(Beginning of INPUT MATERIAL)

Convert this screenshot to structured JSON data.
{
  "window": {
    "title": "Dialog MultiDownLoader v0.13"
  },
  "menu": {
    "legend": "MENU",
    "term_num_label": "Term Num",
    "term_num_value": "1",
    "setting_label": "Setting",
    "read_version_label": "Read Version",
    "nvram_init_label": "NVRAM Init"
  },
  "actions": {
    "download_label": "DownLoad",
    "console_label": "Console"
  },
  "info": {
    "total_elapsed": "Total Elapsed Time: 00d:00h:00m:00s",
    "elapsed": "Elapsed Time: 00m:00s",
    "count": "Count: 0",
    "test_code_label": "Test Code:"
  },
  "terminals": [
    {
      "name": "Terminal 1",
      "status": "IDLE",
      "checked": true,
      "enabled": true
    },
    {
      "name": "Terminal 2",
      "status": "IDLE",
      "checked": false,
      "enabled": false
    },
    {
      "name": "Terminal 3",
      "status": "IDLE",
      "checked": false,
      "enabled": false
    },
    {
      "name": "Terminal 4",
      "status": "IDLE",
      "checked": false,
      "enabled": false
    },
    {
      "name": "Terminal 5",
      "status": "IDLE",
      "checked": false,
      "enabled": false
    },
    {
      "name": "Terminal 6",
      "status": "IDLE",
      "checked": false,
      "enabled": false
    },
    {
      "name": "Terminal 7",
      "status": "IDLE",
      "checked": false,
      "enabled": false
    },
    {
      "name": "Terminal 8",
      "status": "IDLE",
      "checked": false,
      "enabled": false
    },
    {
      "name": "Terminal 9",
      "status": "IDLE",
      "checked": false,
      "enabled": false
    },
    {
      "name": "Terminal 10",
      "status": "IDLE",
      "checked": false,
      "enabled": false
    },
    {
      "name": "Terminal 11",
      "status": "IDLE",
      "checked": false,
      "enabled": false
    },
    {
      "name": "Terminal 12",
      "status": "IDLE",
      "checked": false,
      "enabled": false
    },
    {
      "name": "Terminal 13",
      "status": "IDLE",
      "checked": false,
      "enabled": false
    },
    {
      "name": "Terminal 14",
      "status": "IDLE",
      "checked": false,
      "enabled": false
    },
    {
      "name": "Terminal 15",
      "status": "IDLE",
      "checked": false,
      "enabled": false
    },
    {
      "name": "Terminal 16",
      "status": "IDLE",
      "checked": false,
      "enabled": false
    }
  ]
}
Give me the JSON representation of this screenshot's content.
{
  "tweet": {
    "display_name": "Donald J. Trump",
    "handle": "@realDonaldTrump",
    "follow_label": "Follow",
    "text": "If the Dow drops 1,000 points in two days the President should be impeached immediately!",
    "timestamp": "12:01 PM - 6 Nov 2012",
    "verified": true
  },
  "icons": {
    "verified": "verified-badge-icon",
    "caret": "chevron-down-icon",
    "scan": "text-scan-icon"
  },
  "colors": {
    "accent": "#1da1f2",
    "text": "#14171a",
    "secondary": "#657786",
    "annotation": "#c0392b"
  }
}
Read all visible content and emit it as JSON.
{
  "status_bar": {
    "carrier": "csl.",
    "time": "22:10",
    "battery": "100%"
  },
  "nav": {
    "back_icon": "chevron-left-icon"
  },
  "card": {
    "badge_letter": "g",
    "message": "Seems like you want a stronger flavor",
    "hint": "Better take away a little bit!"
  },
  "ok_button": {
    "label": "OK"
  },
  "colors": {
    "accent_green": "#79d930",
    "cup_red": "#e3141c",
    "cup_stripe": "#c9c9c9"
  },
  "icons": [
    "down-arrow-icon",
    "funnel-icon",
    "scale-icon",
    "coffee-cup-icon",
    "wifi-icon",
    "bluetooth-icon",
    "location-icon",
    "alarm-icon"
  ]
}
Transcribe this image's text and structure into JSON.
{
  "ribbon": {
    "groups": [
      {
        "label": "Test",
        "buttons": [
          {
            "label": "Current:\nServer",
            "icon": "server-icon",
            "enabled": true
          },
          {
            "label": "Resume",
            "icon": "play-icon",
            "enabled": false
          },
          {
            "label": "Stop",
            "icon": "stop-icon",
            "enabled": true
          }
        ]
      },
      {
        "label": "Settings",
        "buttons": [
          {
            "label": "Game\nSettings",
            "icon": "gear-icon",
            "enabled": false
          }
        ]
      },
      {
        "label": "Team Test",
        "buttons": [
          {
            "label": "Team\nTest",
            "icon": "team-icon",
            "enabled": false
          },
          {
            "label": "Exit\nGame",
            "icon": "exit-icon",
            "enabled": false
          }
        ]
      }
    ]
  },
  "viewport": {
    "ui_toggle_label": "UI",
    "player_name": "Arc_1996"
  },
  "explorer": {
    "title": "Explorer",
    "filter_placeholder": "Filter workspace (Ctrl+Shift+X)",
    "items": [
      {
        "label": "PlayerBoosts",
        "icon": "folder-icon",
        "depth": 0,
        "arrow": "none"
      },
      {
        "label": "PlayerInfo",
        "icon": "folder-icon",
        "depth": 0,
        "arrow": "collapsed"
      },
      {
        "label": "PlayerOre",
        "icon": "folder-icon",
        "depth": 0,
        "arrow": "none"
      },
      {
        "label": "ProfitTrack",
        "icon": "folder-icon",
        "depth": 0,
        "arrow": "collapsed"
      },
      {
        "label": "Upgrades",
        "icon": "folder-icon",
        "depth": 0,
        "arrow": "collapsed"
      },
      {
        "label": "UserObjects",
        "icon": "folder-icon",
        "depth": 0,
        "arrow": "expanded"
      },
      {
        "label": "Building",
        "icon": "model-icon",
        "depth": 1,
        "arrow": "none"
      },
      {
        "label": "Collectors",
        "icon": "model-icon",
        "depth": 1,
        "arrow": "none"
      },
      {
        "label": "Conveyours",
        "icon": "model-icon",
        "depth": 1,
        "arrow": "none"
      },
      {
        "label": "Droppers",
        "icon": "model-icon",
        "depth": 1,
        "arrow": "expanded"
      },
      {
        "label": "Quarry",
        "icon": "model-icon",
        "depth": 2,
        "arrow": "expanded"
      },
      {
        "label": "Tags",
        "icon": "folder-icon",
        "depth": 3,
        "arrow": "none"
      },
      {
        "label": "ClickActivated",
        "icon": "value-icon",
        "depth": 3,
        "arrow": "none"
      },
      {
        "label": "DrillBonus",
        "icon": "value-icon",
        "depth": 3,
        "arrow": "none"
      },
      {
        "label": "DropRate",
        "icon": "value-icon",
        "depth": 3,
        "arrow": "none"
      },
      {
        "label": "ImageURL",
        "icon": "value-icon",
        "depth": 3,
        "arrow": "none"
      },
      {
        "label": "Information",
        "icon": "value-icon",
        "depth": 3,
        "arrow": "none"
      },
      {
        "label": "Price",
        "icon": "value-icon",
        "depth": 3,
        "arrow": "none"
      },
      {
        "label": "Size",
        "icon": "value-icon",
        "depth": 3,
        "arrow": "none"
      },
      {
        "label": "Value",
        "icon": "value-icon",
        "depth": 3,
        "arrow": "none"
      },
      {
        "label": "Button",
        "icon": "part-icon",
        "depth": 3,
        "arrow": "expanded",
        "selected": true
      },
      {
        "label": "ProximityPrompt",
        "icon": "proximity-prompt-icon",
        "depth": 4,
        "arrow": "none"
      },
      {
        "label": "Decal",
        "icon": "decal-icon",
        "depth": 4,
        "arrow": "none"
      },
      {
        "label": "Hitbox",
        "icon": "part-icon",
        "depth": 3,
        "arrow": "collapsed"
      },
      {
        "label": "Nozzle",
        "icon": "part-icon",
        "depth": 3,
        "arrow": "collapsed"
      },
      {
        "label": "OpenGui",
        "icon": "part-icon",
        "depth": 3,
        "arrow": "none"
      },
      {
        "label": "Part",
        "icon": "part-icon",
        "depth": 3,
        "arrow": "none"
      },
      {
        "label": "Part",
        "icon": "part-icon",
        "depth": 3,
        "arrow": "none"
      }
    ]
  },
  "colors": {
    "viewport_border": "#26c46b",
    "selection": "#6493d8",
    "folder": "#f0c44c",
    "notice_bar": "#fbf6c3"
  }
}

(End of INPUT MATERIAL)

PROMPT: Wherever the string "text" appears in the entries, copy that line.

OUTPUT:
    "text": "If the Dow drops 1,000 points in two days the President should be impeached immediately!",
    "scan": "text-scan-icon"
    "text": "#14171a",
Transcribe this image's text and structure into JSON.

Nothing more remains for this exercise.